Howard said the government was being inconsistent in the way it was applying the rules, allowing people to travel to the Island for non-essential reasons, such as weddings and graduations.
"I would think that having a roof over your head is an essential reason to travel to P.E.I. It's certainly more essential than a wedding or graduation ceremony," Howard said.
"Do you consider having a place to live an essential reason to come to P.E.I.?"
Thompson said his department has had 27,000 requests to come to P.E.I., and each is dealt individually.
"If someone sold their house in another province and wants to come here, it's being dealt with," Thompson said.
"We're trying to make sure everyone is safe, but no one has been denied if they have a property to come to that they own, and they're going to be a permanent resident. It just takes time to process everything."
Howard asked the minister if there was an appeal process for applications that were turned down, or if people had to go to the minister personally to get help.
"I am glad to hear that the minister is considering this case, but politicians shouldn't be the gatekeepers for government compassion," Howard said.
Thompson said, as much as possible, he leaves the decision making to his staff.
"I am not the gatekeeper. We have over 40 staff in Public Safety taking care of this and addressing every instance," Thompson said.

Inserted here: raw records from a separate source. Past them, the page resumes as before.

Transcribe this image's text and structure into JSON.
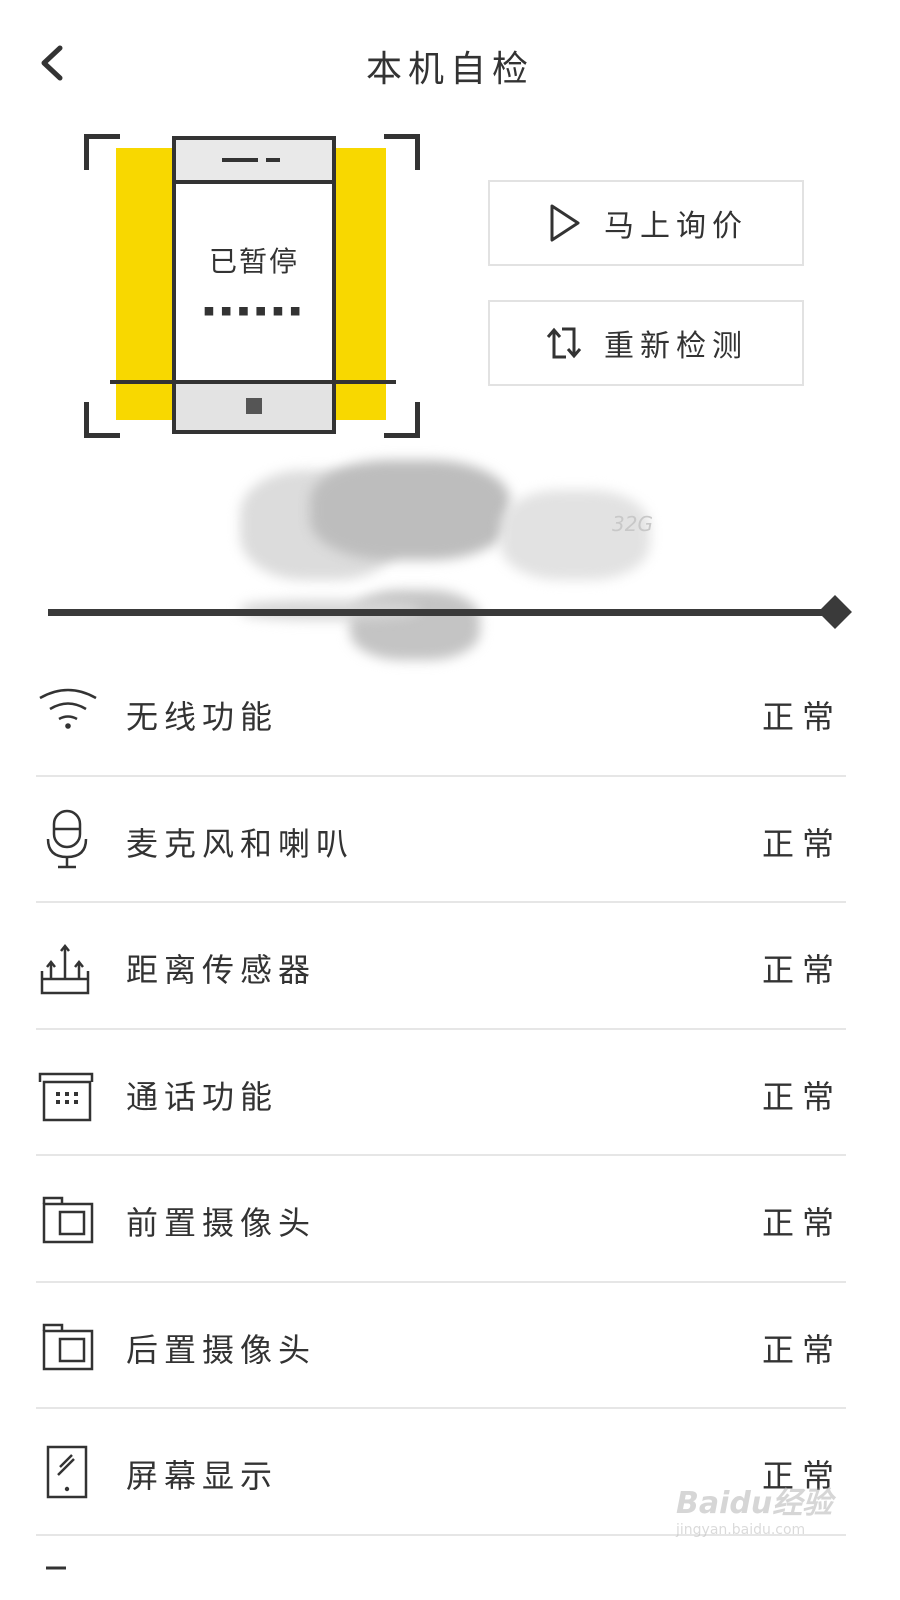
{
  "header": {
    "title": "本机自检",
    "back_icon": "chevron-left-icon"
  },
  "illustration": {
    "status_text": "已暂停",
    "masked_text": "▪▪▪▪▪▪",
    "accent_color": "#f8d800"
  },
  "actions": {
    "quote_label": "马上询价",
    "quote_icon": "play-icon",
    "retest_label": "重新检测",
    "retest_icon": "refresh-icon"
  },
  "device_info": {
    "storage": "32G"
  },
  "progress": {
    "value": 1.0
  },
  "checks": [
    {
      "name": "无线功能",
      "status": "正常",
      "icon": "wifi-icon"
    },
    {
      "name": "麦克风和喇叭",
      "status": "正常",
      "icon": "microphone-icon"
    },
    {
      "name": "距离传感器",
      "status": "正常",
      "icon": "proximity-sensor-icon"
    },
    {
      "name": "通话功能",
      "status": "正常",
      "icon": "telephone-icon"
    },
    {
      "name": "前置摄像头",
      "status": "正常",
      "icon": "front-camera-icon"
    },
    {
      "name": "后置摄像头",
      "status": "正常",
      "icon": "rear-camera-icon"
    },
    {
      "name": "屏幕显示",
      "status": "正常",
      "icon": "screen-icon"
    }
  ],
  "watermark": {
    "logo": "Baidu经验",
    "url": "jingyan.baidu.com"
  }
}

"There's people that reach out to me and I try to manoeuvre them in the right direction, or I'll have people to reach out to them if there's circumstances where someone's stuck and they're Islanders, they're trying to get here."
"I have helped a few people, including a few people across there — some members here," Thompson said.
"It's a compassionate thing that I do, and we also have a compassionate team that deal with compassionate issues for health appointments, funerals, deaths, everything."
Howard also asked what the Department of Public Safety was doing to ensure that people travelling to P.E.I. were following the rules when they arrived.
He referred to a case earlier this week where charges were laid against five people in Summerside who ignored self-isolation requirements upon arriving on the Island.
"We've even heard of a rise in applications for self-isolation exemptions, and I hope government is being extremely cautious about approving these," Howard said.
Thompson said all travellers need pre-approval to come to the Island, and that the situation was "an unfortunate case where people didn't listen."